Even in the following waltz movement, Tchaikovsky doesn’t forget his Fate theme. Towards the end, it is played by unison clarinets and horns, but with quiet restraint, as though defused. In the finale, however, Fate again takes on a completely new form. The theme turns seemingly positive as an energetic march, which at the very end, in the coda, even evokes a triumphal procession. It is not difficult to recognize the demon concealed behind the mask. In this transformation, Tchaikovsky makes use of a tried-and-tested formula from music history – the turn from tragedy to affirmation, from minor to major – which Beethoven had developed in his Fifth, another symphony regularly associated with fate. But is this idea relevant to Tchaikovsky, who here blatantly uses the very same theme to move from darkness “into the light”?

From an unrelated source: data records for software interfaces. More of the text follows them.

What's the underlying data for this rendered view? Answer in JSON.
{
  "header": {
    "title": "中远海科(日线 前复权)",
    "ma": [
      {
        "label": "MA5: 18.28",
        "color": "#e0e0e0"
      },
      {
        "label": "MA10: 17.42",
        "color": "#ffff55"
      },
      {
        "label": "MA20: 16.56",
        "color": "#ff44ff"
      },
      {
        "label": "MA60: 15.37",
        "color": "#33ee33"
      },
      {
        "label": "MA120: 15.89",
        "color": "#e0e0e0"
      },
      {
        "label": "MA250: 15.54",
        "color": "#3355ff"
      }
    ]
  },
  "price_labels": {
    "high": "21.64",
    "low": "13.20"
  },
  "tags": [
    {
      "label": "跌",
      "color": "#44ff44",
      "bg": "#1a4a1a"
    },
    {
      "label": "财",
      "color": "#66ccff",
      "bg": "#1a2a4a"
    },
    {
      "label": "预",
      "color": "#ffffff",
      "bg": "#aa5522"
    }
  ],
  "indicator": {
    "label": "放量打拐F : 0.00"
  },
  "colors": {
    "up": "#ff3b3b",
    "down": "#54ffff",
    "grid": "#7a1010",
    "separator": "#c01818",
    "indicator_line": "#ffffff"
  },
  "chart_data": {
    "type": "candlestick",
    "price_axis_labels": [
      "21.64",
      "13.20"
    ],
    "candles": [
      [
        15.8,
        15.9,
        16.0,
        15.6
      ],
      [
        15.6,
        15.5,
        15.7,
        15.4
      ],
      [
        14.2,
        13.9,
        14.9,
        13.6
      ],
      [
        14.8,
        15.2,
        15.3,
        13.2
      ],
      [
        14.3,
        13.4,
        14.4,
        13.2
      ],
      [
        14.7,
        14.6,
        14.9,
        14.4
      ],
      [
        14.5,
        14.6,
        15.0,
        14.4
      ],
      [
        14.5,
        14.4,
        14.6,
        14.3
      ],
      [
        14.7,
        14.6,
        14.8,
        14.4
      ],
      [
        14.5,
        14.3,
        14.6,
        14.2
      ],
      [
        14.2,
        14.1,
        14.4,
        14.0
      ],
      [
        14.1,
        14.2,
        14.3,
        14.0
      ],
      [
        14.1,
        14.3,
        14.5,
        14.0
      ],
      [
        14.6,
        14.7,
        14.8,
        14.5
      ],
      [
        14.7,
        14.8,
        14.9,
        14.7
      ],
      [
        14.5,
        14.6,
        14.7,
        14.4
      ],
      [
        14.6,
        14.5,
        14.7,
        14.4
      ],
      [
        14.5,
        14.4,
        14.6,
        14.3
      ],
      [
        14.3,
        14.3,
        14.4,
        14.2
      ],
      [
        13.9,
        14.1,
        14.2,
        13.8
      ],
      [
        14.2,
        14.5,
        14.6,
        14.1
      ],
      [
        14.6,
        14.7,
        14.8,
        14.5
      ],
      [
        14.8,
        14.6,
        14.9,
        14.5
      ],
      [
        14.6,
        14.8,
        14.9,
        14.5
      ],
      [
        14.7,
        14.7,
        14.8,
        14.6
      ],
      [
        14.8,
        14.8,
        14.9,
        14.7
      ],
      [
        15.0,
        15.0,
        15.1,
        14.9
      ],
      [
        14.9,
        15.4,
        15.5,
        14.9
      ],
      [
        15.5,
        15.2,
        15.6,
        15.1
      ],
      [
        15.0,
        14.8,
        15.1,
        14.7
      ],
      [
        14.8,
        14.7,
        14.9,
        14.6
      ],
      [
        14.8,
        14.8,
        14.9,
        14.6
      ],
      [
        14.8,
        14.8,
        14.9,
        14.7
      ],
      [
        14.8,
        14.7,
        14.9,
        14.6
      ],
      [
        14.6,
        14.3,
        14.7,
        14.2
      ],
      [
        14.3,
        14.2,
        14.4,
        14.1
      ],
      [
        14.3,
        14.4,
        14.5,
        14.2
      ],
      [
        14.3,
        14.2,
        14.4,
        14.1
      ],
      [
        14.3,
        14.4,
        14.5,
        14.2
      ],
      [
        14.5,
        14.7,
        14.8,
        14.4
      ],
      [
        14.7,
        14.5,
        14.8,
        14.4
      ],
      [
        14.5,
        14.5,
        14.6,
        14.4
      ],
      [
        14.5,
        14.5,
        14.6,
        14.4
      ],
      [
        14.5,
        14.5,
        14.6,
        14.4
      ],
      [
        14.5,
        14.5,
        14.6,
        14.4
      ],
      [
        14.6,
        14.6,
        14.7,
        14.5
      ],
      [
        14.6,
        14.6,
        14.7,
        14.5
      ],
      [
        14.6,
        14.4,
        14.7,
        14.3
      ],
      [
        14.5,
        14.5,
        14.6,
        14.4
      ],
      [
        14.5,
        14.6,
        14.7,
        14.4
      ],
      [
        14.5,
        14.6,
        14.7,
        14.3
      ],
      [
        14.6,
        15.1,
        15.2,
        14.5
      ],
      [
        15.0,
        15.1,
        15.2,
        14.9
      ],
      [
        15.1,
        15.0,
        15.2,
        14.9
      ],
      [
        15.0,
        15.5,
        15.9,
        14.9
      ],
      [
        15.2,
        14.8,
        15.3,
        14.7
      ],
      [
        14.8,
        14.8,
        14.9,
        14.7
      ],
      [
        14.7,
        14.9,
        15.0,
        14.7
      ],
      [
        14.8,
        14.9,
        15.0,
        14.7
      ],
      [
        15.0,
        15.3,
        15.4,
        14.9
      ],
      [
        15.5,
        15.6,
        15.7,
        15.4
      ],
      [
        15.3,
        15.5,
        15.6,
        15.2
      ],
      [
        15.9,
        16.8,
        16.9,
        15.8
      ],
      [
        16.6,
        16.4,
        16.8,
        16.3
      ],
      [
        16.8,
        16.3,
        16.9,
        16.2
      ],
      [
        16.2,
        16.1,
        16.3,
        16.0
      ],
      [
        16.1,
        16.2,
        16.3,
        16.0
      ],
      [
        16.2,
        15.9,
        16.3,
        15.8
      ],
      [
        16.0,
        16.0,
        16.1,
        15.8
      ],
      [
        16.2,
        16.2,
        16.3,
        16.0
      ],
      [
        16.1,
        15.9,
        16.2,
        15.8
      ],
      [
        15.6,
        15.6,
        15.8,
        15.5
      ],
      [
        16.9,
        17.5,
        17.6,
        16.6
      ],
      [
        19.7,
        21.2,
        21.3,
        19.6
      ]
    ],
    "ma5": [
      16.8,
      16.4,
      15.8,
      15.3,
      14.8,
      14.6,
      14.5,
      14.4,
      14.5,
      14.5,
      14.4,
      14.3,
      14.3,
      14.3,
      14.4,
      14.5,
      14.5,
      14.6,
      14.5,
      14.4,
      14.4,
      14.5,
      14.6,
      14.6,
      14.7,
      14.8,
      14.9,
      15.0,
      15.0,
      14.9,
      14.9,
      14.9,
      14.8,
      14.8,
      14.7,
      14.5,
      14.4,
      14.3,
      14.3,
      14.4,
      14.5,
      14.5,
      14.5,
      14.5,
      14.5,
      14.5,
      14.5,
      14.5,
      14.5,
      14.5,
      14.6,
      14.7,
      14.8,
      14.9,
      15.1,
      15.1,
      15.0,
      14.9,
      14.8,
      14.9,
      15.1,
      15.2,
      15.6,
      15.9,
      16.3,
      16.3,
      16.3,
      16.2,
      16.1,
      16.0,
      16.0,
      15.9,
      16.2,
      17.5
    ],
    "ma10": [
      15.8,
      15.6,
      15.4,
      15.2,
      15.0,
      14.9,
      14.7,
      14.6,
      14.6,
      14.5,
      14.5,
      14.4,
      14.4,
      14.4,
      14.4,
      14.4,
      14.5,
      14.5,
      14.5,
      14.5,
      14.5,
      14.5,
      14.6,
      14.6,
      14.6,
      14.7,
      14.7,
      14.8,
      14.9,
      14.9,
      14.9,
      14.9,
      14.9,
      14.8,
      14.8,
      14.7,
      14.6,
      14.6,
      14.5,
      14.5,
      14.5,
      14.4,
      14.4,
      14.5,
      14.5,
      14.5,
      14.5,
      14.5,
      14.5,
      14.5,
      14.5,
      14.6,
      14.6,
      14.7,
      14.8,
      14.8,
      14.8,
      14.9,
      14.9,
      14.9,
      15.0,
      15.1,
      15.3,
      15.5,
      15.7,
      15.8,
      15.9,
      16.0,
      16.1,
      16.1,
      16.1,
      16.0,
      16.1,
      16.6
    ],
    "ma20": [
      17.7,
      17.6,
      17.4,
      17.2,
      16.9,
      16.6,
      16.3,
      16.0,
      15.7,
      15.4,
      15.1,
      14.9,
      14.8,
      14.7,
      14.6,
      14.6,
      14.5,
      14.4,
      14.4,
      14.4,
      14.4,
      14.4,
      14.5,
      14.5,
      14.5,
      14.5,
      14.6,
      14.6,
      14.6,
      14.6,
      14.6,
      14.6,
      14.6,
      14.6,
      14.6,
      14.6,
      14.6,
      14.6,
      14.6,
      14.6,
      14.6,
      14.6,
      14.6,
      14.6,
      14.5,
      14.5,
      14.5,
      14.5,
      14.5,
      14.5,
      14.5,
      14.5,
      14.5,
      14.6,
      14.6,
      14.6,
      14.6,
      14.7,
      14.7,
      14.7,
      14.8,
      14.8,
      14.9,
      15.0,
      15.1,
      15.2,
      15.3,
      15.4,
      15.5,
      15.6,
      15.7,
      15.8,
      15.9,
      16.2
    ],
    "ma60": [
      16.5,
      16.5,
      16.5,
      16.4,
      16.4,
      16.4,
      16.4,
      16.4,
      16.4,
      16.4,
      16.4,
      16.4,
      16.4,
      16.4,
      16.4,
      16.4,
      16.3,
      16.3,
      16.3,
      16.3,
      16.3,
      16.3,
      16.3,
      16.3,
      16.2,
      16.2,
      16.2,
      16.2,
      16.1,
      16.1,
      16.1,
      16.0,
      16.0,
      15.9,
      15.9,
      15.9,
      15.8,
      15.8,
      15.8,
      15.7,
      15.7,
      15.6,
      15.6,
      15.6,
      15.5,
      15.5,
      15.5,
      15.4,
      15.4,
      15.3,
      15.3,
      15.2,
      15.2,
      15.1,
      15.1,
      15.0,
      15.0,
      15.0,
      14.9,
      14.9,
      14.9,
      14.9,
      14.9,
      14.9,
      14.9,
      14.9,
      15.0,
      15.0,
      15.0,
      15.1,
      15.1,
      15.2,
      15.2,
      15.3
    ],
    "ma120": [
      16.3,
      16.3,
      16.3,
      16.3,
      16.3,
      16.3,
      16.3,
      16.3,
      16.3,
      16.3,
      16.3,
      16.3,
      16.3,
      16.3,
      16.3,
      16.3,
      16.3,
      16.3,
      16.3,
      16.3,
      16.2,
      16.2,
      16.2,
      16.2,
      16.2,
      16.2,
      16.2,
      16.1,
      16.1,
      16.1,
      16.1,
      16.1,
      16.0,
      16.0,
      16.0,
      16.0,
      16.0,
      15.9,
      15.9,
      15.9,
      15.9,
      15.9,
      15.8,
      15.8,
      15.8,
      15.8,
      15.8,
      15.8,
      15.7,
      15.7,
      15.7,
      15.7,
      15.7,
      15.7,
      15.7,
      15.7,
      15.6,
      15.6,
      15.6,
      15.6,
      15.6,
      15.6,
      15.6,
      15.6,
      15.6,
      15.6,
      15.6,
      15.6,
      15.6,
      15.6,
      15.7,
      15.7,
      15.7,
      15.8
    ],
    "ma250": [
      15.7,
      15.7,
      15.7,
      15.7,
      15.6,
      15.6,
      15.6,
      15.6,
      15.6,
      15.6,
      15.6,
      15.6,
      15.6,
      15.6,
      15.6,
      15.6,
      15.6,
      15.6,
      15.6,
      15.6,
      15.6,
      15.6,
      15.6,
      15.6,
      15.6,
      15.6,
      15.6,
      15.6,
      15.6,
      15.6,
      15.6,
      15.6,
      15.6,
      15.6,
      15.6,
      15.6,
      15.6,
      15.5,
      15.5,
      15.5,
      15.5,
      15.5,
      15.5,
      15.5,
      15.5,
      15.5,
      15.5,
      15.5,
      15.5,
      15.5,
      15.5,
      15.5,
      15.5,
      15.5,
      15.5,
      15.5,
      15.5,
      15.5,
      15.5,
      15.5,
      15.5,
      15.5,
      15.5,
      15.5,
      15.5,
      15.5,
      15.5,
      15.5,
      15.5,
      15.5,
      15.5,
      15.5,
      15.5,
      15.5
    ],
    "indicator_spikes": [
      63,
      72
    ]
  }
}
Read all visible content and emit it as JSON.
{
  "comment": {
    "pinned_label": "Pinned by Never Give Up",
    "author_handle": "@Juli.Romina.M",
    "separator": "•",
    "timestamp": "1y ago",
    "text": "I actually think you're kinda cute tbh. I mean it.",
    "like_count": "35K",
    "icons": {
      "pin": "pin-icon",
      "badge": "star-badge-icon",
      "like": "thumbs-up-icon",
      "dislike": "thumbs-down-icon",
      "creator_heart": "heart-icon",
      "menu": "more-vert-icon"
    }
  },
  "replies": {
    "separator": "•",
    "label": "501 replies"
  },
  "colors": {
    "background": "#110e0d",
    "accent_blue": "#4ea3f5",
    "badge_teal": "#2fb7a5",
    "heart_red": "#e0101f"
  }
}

Five years later, the composer would answer this question with his Sixth Symphony, the “Pathétique”, which is also about destiny. But there the music dies away in the finale. It is extinguished as though the hero’s last hour has come. It may not have been coincidental that Tchaikovsky died only a few days after the premiere. Whether he was the victim of a cholera epidemic or took his own life is still a mystery. Relating this biographical incident to an interpretation of the Fifth Symphony, however, leaves us with a huge question mark after the supposedly victorious final coda. From this perspective, the march rhythm appears forced – major or no major. Fate has revealed itself in all its violence, and protest will be pointless.